*INSTRUCTIONS TO FOLLOW*. Records follow. Copy every line with "chocolates".

*RECORDS SHOWN*.

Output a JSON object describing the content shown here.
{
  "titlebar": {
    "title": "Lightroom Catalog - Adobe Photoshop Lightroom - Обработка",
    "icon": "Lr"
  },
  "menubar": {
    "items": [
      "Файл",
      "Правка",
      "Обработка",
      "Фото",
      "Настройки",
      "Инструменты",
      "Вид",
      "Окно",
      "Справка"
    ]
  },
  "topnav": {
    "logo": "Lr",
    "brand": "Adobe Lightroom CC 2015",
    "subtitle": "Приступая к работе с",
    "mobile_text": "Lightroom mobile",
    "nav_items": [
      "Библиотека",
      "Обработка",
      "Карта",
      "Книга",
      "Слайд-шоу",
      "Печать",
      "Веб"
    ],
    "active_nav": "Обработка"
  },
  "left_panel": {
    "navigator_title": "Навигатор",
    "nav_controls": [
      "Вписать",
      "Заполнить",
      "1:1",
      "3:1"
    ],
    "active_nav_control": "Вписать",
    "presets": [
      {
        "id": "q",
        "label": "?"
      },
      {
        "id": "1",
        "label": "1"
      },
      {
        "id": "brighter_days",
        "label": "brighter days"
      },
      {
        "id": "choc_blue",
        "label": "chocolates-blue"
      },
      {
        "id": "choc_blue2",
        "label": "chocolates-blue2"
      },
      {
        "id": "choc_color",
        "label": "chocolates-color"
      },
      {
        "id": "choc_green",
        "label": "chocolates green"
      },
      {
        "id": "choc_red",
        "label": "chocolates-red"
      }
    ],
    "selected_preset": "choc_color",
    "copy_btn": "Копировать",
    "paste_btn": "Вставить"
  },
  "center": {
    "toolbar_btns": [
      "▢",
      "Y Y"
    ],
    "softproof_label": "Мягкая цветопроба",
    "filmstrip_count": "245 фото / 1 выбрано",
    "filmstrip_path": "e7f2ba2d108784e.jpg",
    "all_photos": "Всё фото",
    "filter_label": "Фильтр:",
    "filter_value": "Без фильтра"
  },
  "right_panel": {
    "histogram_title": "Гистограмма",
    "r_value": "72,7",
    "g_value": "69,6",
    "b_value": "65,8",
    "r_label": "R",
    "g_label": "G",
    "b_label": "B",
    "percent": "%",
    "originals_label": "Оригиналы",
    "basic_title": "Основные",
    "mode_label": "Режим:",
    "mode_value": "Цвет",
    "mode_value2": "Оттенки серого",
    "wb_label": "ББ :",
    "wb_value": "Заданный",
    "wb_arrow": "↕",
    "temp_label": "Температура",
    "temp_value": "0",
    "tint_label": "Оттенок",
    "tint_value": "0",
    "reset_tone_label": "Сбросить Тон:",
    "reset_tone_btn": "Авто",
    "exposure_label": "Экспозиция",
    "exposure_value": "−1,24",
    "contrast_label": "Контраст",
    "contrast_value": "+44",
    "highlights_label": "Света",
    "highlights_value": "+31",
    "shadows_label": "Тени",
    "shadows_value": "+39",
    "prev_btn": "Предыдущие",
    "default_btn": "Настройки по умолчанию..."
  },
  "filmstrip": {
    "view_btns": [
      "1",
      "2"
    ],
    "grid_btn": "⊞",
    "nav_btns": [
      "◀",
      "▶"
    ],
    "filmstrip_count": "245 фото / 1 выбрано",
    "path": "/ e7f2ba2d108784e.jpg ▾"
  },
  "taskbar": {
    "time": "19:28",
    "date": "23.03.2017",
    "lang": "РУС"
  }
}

*YOUR SOLUTION*.
        "label": "chocolates-blue"
        "label": "chocolates-blue2"
        "label": "chocolates-color"
        "label": "chocolates green"
        "label": "chocolates-red"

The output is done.